§ What you need to do:
Only an exact copy of the entries, stripped of pictures, will serve as the answer.

§ Stored data:
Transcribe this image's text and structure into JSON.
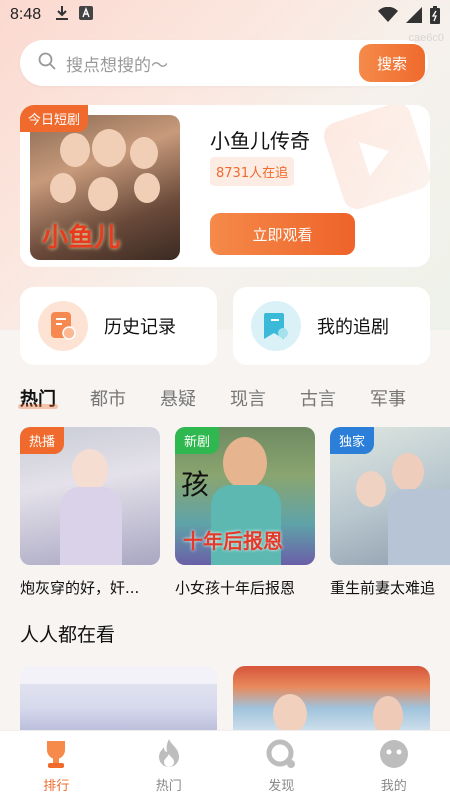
{
  "status": {
    "time": "8:48"
  },
  "watermark": "cae6c0",
  "search": {
    "placeholder": "搜点想搜的～",
    "button": "搜索"
  },
  "today": {
    "tag": "今日短剧",
    "title": "小鱼儿传奇",
    "poster_title": "小鱼儿",
    "followers": "8731人在追",
    "watch_button": "立即观看"
  },
  "quick_links": [
    {
      "label": "历史记录",
      "icon": "history-icon"
    },
    {
      "label": "我的追剧",
      "icon": "bookmark-icon"
    }
  ],
  "categories": [
    "热门",
    "都市",
    "悬疑",
    "现言",
    "古言",
    "军事"
  ],
  "cards": [
    {
      "badge": "热播",
      "badge_color": "#ef6a2c",
      "title": "炮灰穿的好，奸..."
    },
    {
      "badge": "新剧",
      "badge_color": "#2fb84f",
      "title": "小女孩十年后报恩",
      "poster_text_top": "孩",
      "poster_text_bottom": "十年后报恩"
    },
    {
      "badge": "独家",
      "badge_color": "#2b7fd9",
      "title": "重生前妻太难追"
    }
  ],
  "section_title": "人人都在看",
  "tabs": [
    {
      "label": "排行",
      "icon": "trophy-icon",
      "active": true
    },
    {
      "label": "热门",
      "icon": "flame-icon",
      "active": false
    },
    {
      "label": "发现",
      "icon": "discover-icon",
      "active": false
    },
    {
      "label": "我的",
      "icon": "profile-icon",
      "active": false
    }
  ],
  "colors": {
    "accent": "#ef6a2c"
  }
}
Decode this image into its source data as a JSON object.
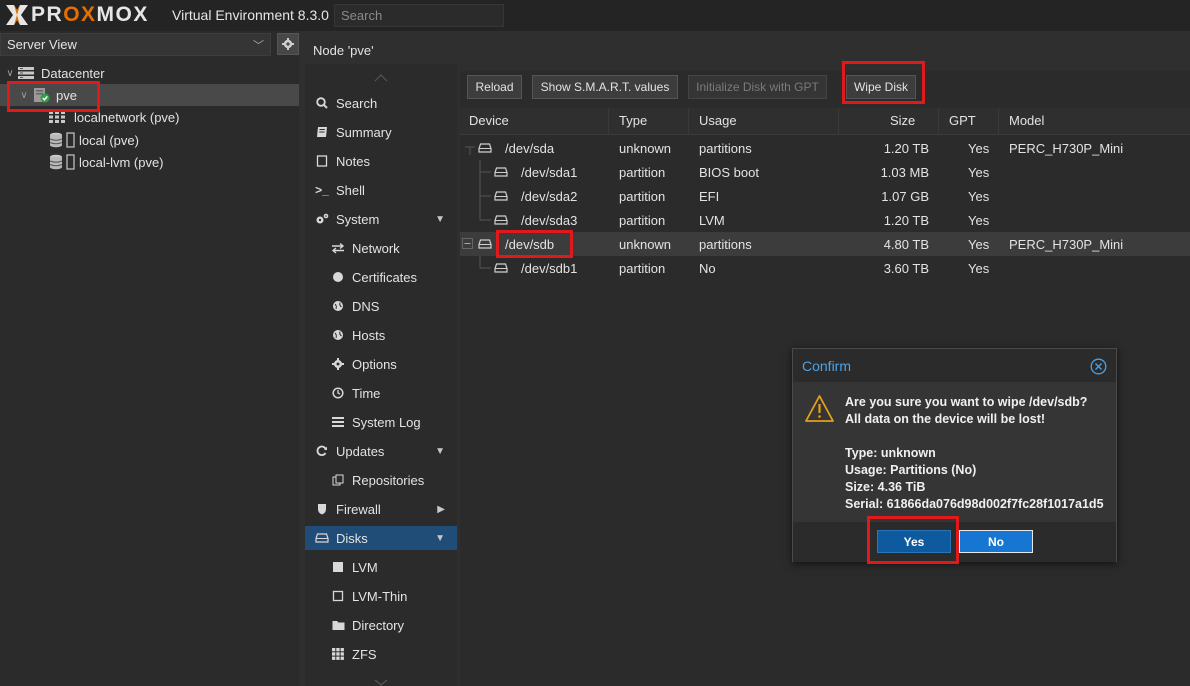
{
  "app": {
    "brand": "PROXMOX",
    "version_label": "Virtual Environment 8.3.0",
    "search_placeholder": "Search"
  },
  "tree": {
    "view_label": "Server View",
    "datacenter": "Datacenter",
    "node": "pve",
    "storages": [
      "localnetwork (pve)",
      "local (pve)",
      "local-lvm (pve)"
    ]
  },
  "node_title": "Node 'pve'",
  "nav": {
    "items": [
      {
        "label": "Search",
        "icon": "search-icon"
      },
      {
        "label": "Summary",
        "icon": "book-icon"
      },
      {
        "label": "Notes",
        "icon": "notes-icon"
      },
      {
        "label": "Shell",
        "icon": "terminal-icon"
      },
      {
        "label": "System",
        "icon": "cogs-icon"
      },
      {
        "label": "Network",
        "icon": "exchange-icon"
      },
      {
        "label": "Certificates",
        "icon": "certificate-icon"
      },
      {
        "label": "DNS",
        "icon": "globe-icon"
      },
      {
        "label": "Hosts",
        "icon": "globe-icon"
      },
      {
        "label": "Options",
        "icon": "gear-icon"
      },
      {
        "label": "Time",
        "icon": "clock-icon"
      },
      {
        "label": "System Log",
        "icon": "list-icon"
      },
      {
        "label": "Updates",
        "icon": "refresh-icon"
      },
      {
        "label": "Repositories",
        "icon": "files-icon"
      },
      {
        "label": "Firewall",
        "icon": "shield-icon"
      },
      {
        "label": "Disks",
        "icon": "hdd-icon"
      },
      {
        "label": "LVM",
        "icon": "square-icon"
      },
      {
        "label": "LVM-Thin",
        "icon": "square-outline-icon"
      },
      {
        "label": "Directory",
        "icon": "folder-icon"
      },
      {
        "label": "ZFS",
        "icon": "th-icon"
      }
    ]
  },
  "toolbar": {
    "reload": "Reload",
    "smart": "Show S.M.A.R.T. values",
    "init_gpt": "Initialize Disk with GPT",
    "wipe": "Wipe Disk"
  },
  "grid": {
    "headers": [
      "Device",
      "Type",
      "Usage",
      "Size",
      "GPT",
      "Model"
    ],
    "rows": [
      {
        "device": "/dev/sda",
        "type": "unknown",
        "usage": "partitions",
        "size": "1.20 TB",
        "gpt": "Yes",
        "model": "PERC_H730P_Mini"
      },
      {
        "device": "/dev/sda1",
        "type": "partition",
        "usage": "BIOS boot",
        "size": "1.03 MB",
        "gpt": "Yes",
        "model": ""
      },
      {
        "device": "/dev/sda2",
        "type": "partition",
        "usage": "EFI",
        "size": "1.07 GB",
        "gpt": "Yes",
        "model": ""
      },
      {
        "device": "/dev/sda3",
        "type": "partition",
        "usage": "LVM",
        "size": "1.20 TB",
        "gpt": "Yes",
        "model": ""
      },
      {
        "device": "/dev/sdb",
        "type": "unknown",
        "usage": "partitions",
        "size": "4.80 TB",
        "gpt": "Yes",
        "model": "PERC_H730P_Mini"
      },
      {
        "device": "/dev/sdb1",
        "type": "partition",
        "usage": "No",
        "size": "3.60 TB",
        "gpt": "Yes",
        "model": ""
      }
    ]
  },
  "dialog": {
    "title": "Confirm",
    "line1": "Are you sure you want to wipe /dev/sdb?",
    "line2": "All data on the device will be lost!",
    "type_line": "Type: unknown",
    "usage_line": "Usage: Partitions (No)",
    "size_line": "Size: 4.36 TiB",
    "serial_line": "Serial: 61866da076d98d002f7fc28f1017a1d5",
    "yes": "Yes",
    "no": "No"
  },
  "colors": {
    "accent_blue": "#1f4d78",
    "brand_orange": "#e57000",
    "highlight_red": "#e0191b",
    "dialog_title": "#4aa3e8",
    "yes_button": "#0d5a9e",
    "no_button": "#1676d2"
  }
}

§ Output of the exercise:
Transcribe this image's text and structure into JSON.
{
  "status": {
    "time": "8:48"
  },
  "watermark": "cae6c0",
  "search": {
    "placeholder": "搜点想搜的～",
    "button": "搜索"
  },
  "today": {
    "tag": "今日短剧",
    "title": "小鱼儿传奇",
    "poster_title": "小鱼儿",
    "followers": "8731人在追",
    "watch_button": "立即观看"
  },
  "quick_links": [
    {
      "label": "历史记录",
      "icon": "history-icon"
    },
    {
      "label": "我的追剧",
      "icon": "bookmark-icon"
    }
  ],
  "categories": [
    "热门",
    "都市",
    "悬疑",
    "现言",
    "古言",
    "军事"
  ],
  "cards": [
    {
      "badge": "热播",
      "badge_color": "#ef6a2c",
      "title": "炮灰穿的好，奸..."
    },
    {
      "badge": "新剧",
      "badge_color": "#2fb84f",
      "title": "小女孩十年后报恩",
      "poster_text_top": "孩",
      "poster_text_bottom": "十年后报恩"
    },
    {
      "badge": "独家",
      "badge_color": "#2b7fd9",
      "title": "重生前妻太难追"
    }
  ],
  "section_title": "人人都在看",
  "tabs": [
    {
      "label": "排行",
      "icon": "trophy-icon",
      "active": true
    },
    {
      "label": "热门",
      "icon": "flame-icon",
      "active": false
    },
    {
      "label": "发现",
      "icon": "discover-icon",
      "active": false
    },
    {
      "label": "我的",
      "icon": "profile-icon",
      "active": false
    }
  ],
  "colors": {
    "accent": "#ef6a2c"
  }
}
Decode this image into its source data as a JSON object.
{
  "app": {
    "brand": "PROXMOX",
    "version_label": "Virtual Environment 8.3.0",
    "search_placeholder": "Search"
  },
  "tree": {
    "view_label": "Server View",
    "datacenter": "Datacenter",
    "node": "pve",
    "storages": [
      "localnetwork (pve)",
      "local (pve)",
      "local-lvm (pve)"
    ]
  },
  "node_title": "Node 'pve'",
  "nav": {
    "items": [
      {
        "label": "Search",
        "icon": "search-icon"
      },
      {
        "label": "Summary",
        "icon": "book-icon"
      },
      {
        "label": "Notes",
        "icon": "notes-icon"
      },
      {
        "label": "Shell",
        "icon": "terminal-icon"
      },
      {
        "label": "System",
        "icon": "cogs-icon"
      },
      {
        "label": "Network",
        "icon": "exchange-icon"
      },
      {
        "label": "Certificates",
        "icon": "certificate-icon"
      },
      {
        "label": "DNS",
        "icon": "globe-icon"
      },
      {
        "label": "Hosts",
        "icon": "globe-icon"
      },
      {
        "label": "Options",
        "icon": "gear-icon"
      },
      {
        "label": "Time",
        "icon": "clock-icon"
      },
      {
        "label": "System Log",
        "icon": "list-icon"
      },
      {
        "label": "Updates",
        "icon": "refresh-icon"
      },
      {
        "label": "Repositories",
        "icon": "files-icon"
      },
      {
        "label": "Firewall",
        "icon": "shield-icon"
      },
      {
        "label": "Disks",
        "icon": "hdd-icon"
      },
      {
        "label": "LVM",
        "icon": "square-icon"
      },
      {
        "label": "LVM-Thin",
        "icon": "square-outline-icon"
      },
      {
        "label": "Directory",
        "icon": "folder-icon"
      },
      {
        "label": "ZFS",
        "icon": "th-icon"
      }
    ]
  },
  "toolbar": {
    "reload": "Reload",
    "smart": "Show S.M.A.R.T. values",
    "init_gpt": "Initialize Disk with GPT",
    "wipe": "Wipe Disk"
  },
  "grid": {
    "headers": [
      "Device",
      "Type",
      "Usage",
      "Size",
      "GPT",
      "Model"
    ],
    "rows": [
      {
        "device": "/dev/sda",
        "type": "unknown",
        "usage": "partitions",
        "size": "1.20 TB",
        "gpt": "Yes",
        "model": "PERC_H730P_Mini"
      },
      {
        "device": "/dev/sda1",
        "type": "partition",
        "usage": "BIOS boot",
        "size": "1.03 MB",
        "gpt": "Yes",
        "model": ""
      },
      {
        "device": "/dev/sda2",
        "type": "partition",
        "usage": "EFI",
        "size": "1.07 GB",
        "gpt": "Yes",
        "model": ""
      },
      {
        "device": "/dev/sda3",
        "type": "partition",
        "usage": "LVM",
        "size": "1.20 TB",
        "gpt": "Yes",
        "model": ""
      },
      {
        "device": "/dev/sdb",
        "type": "unknown",
        "usage": "partitions",
        "size": "4.80 TB",
        "gpt": "Yes",
        "model": "PERC_H730P_Mini"
      },
      {
        "device": "/dev/sdb1",
        "type": "partition",
        "usage": "No",
        "size": "3.60 TB",
        "gpt": "Yes",
        "model": ""
      }
    ]
  },
  "dialog": {
    "title": "Confirm",
    "line1": "Are you sure you want to wipe /dev/sdb?",
    "line2": "All data on the device will be lost!",
    "type_line": "Type: unknown",
    "usage_line": "Usage: Partitions (No)",
    "size_line": "Size: 4.36 TiB",
    "serial_line": "Serial: 61866da076d98d002f7fc28f1017a1d5",
    "yes": "Yes",
    "no": "No"
  },
  "colors": {
    "accent_blue": "#1f4d78",
    "brand_orange": "#e57000",
    "highlight_red": "#e0191b",
    "dialog_title": "#4aa3e8",
    "yes_button": "#0d5a9e",
    "no_button": "#1676d2"
  }
}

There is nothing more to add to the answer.